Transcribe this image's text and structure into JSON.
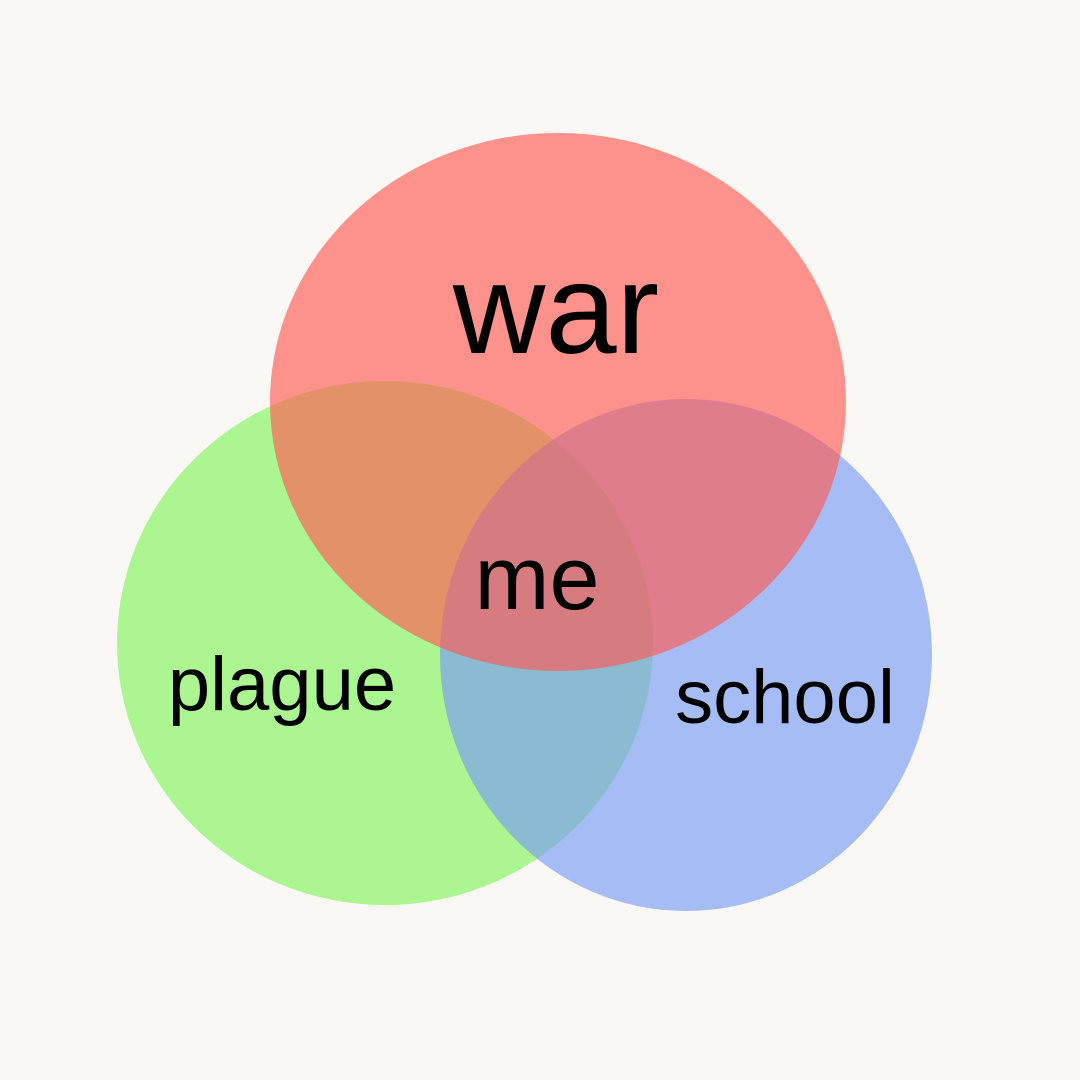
{
  "diagram": {
    "type": "venn",
    "sets": [
      {
        "id": "war",
        "label": "war",
        "color": "#ff5a55"
      },
      {
        "id": "plague",
        "label": "plague",
        "color": "#82f55a"
      },
      {
        "id": "school",
        "label": "school",
        "color": "#7a9bf5"
      }
    ],
    "center_label": "me",
    "fill_opacity": 0.65,
    "background": "#f9f8f5",
    "text_color": "#000000"
  }
}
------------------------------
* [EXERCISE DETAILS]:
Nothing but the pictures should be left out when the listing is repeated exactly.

* [RESPONSE TO THE TASK]:
Transcribe this image's text and structure into JSON.
{
  "diagram": {
    "type": "venn",
    "sets": [
      {
        "id": "war",
        "label": "war",
        "color": "#ff5a55"
      },
      {
        "id": "plague",
        "label": "plague",
        "color": "#82f55a"
      },
      {
        "id": "school",
        "label": "school",
        "color": "#7a9bf5"
      }
    ],
    "center_label": "me",
    "fill_opacity": 0.65,
    "background": "#f9f8f5",
    "text_color": "#000000"
  }
}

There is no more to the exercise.